I came across a posting on the Avid Editors of Facebook where someone was extolling the quality of Apple Compressor’s frame rate conversion. Others just advised to use Media Composer to convert. Personally I have not really used Compressor on a regular basis, so I thought I would put it to the test and compare it to Media Composer. For this test, I went with the following scenario; standard definition interlace material in a 1080p/23.976. This is pretty common with clip shows that go back into their digital archive.
I found a source clip that had both camera motion (zoom) and content motion (truck driving by) that originated on an SD 29.97 interlace format.

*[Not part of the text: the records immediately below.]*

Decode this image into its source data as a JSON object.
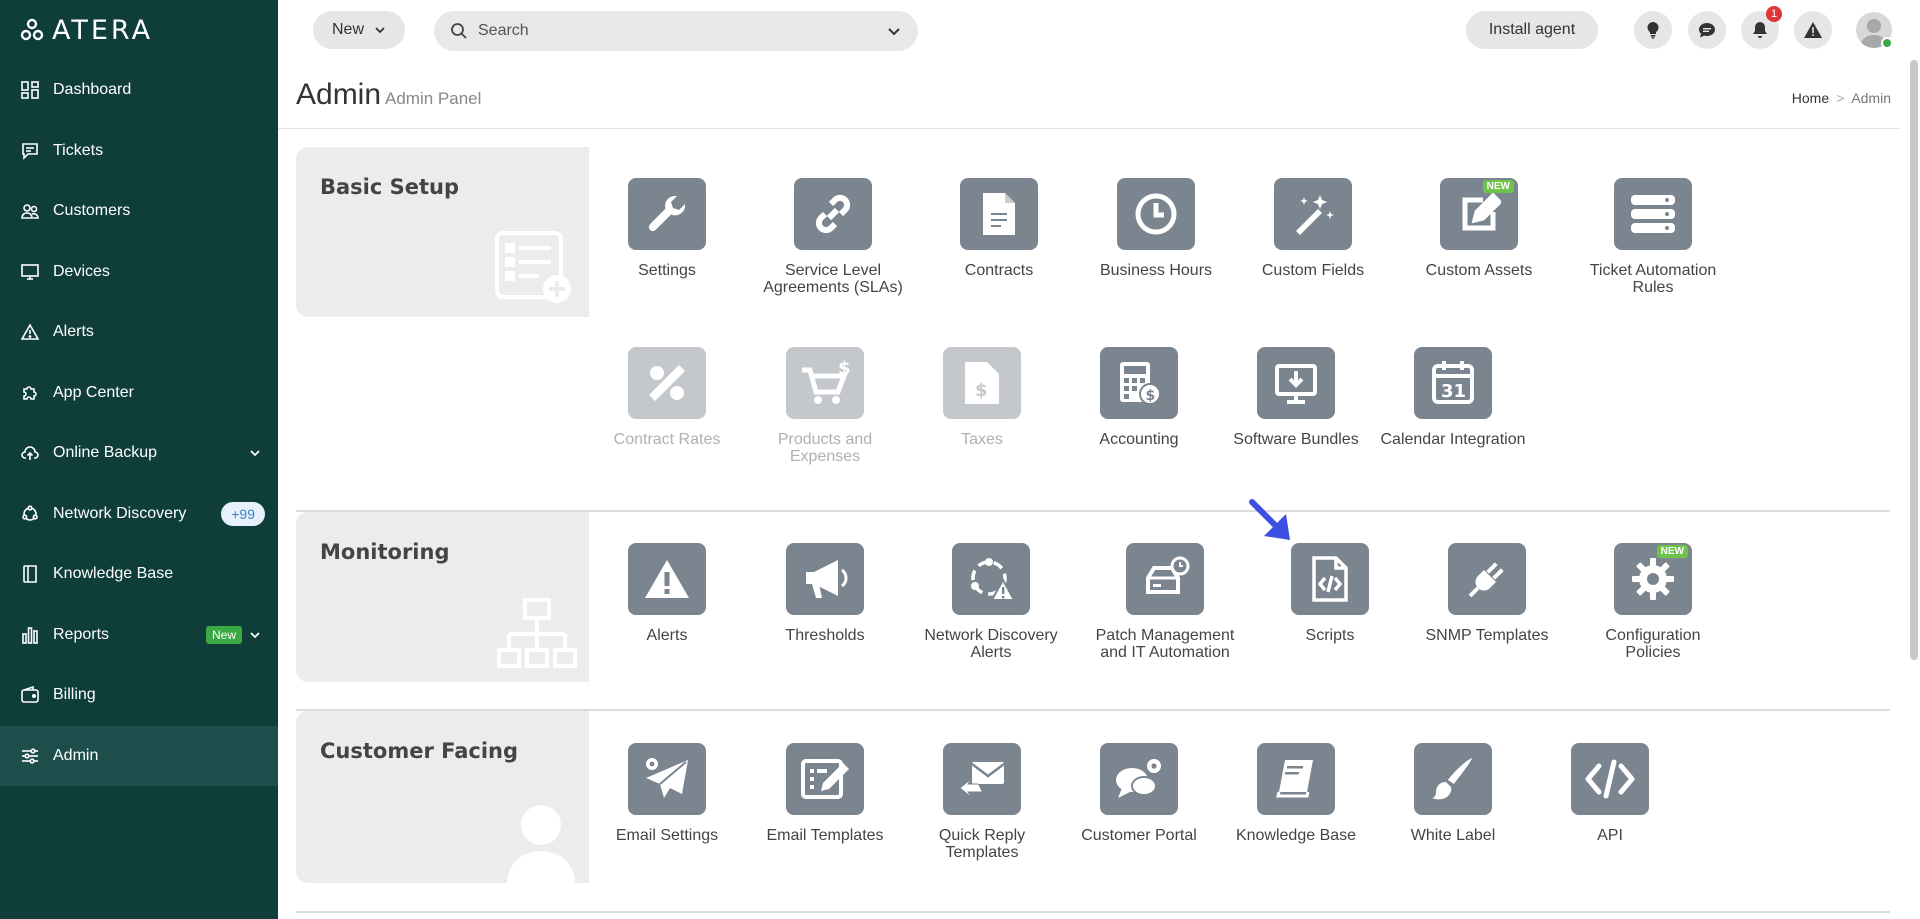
{
  "app": {
    "logo_text": "ATERA"
  },
  "sidebar": {
    "items": [
      {
        "label": "Dashboard",
        "icon": "dashboard-icon"
      },
      {
        "label": "Tickets",
        "icon": "tickets-icon"
      },
      {
        "label": "Customers",
        "icon": "customers-icon"
      },
      {
        "label": "Devices",
        "icon": "devices-icon"
      },
      {
        "label": "Alerts",
        "icon": "alert-triangle-icon"
      },
      {
        "label": "App Center",
        "icon": "puzzle-icon"
      },
      {
        "label": "Online Backup",
        "icon": "cloud-upload-icon"
      },
      {
        "label": "Network Discovery",
        "icon": "network-icon",
        "badge": "+99"
      },
      {
        "label": "Knowledge Base",
        "icon": "book-icon"
      },
      {
        "label": "Reports",
        "icon": "bar-chart-icon",
        "badge": "New"
      },
      {
        "label": "Billing",
        "icon": "wallet-icon"
      },
      {
        "label": "Admin",
        "icon": "sliders-icon"
      }
    ]
  },
  "topbar": {
    "new_label": "New",
    "search_placeholder": "Search",
    "install_label": "Install agent",
    "notification_count": "1"
  },
  "header": {
    "title": "Admin",
    "subtitle": "Admin Panel",
    "breadcrumb_home": "Home",
    "breadcrumb_sep": ">",
    "breadcrumb_current": "Admin"
  },
  "sections": {
    "basic": {
      "title": "Basic Setup",
      "tiles": [
        {
          "label": "Settings"
        },
        {
          "label": "Service Level Agreements (SLAs)"
        },
        {
          "label": "Contracts"
        },
        {
          "label": "Business Hours"
        },
        {
          "label": "Custom Fields"
        },
        {
          "label": "Custom Assets",
          "tag": "NEW"
        },
        {
          "label": "Ticket Automation Rules"
        },
        {
          "label": "Contract Rates"
        },
        {
          "label": "Products and Expenses"
        },
        {
          "label": "Taxes"
        },
        {
          "label": "Accounting"
        },
        {
          "label": "Software Bundles"
        },
        {
          "label": "Calendar Integration",
          "calendar_day": "31"
        }
      ]
    },
    "monitoring": {
      "title": "Monitoring",
      "tiles": [
        {
          "label": "Alerts"
        },
        {
          "label": "Thresholds"
        },
        {
          "label": "Network Discovery Alerts"
        },
        {
          "label": "Patch Management and IT Automation"
        },
        {
          "label": "Scripts"
        },
        {
          "label": "SNMP Templates"
        },
        {
          "label": "Configuration Policies",
          "tag": "NEW"
        }
      ]
    },
    "customer": {
      "title": "Customer Facing",
      "tiles": [
        {
          "label": "Email Settings"
        },
        {
          "label": "Email Templates"
        },
        {
          "label": "Quick Reply Templates"
        },
        {
          "label": "Customer Portal"
        },
        {
          "label": "Knowledge Base"
        },
        {
          "label": "White Label"
        },
        {
          "label": "API"
        }
      ]
    }
  },
  "colors": {
    "sidebar_bg": "#0e3d3a",
    "tile_bg": "#7b8590",
    "tile_disabled": "#c4c7cb",
    "new_tag": "#6fc24a",
    "arrow": "#3b4fe0"
  }
}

The timeline is 1080p/23.976 and represents three (not counting color space) conversions:
- Interlace to progressive
- Frame rate conversion
In Compressor, I selected “Best quality” for both “Resize Filter” and “Retiming Quality”.
In Media Composer, I used several methods and motion algorithms in order to find the best quality conversion.
- Source Clip Transcode from AMA link to original file
- Edited the AMA linked original file and made 7 sequences and applied a different motion effect type as seen in the Motion Effect Editor”
Whenever possible, I used the motion “Adaptive Deinterlace Source” setting as seen here as in all cases it was a better quality conversion when dealing with this type footage and conversion:
Keep in mind when judging image quality via the GUI viewers in Media Composer that do not show the full frame, and if you are, make sure you are in green/green mode and not in any proxy modes. You are better off judging quality on the client monitor in green/green mode or exporting a series of frames and look at those.
In all cases the Apple Compressor conversion delivered a better quality image. There are a few Media Composer Motion Effect settings that can be used to get close as seen in the example frames below.
It is unfortunate that source clip transcode to project rate is actually one of the poorer quality versions as it defaults to “Blended Interpolated”and there is no way to change that for source transcodes. Setting a preferred render type in Render settings does not affect the type of transcode being used.
So now the user has to manage the quality on the timeline and can set the default render to their preferred look before rendering the effects. The downside is this is not ideal when making new source masters you might want to archive from the project itself. in most cases, the uprez also looked a bit better with Compressor, but that may be a side effect of the field interpolation. Another test will need to be done on matching formats to judge uprez only. In this particular test, FluidMotion did a good job and came closest to matching Compressor on motion but that can be hit and miss depending on footage without going in and editing vectors.
For all Frames, click to see full resolution.
Source Clip Transcode:
Motion Effect: Blended Interpolated:
Motion Effect: Blended-VTR:
Motion Effect: Interpolated Field:
Motion Effect: VTR Style:
Motion Effect: Both Fields:
Motion Effect: FluidMotion:
One thing I noticed is the timecode conversion from 29.97DF to 24 was different than what Media Composer does with its timecode conversion. Media Composer converts at the start of the second in this type of conversion, I haven’t yet figured out what Compressor is using as a calculation:
Original File timecode: 01;02;33;25
Compressor Conversion: 01:02:31:21
Media Composer Conversion: 01:02:33:20
The timecode is something to keep in mind when doing conversions if ever needing to go back to camera/file master. If you are using Compressor, I would recommend a transcode to a new submaster and choose a finishing quality to start.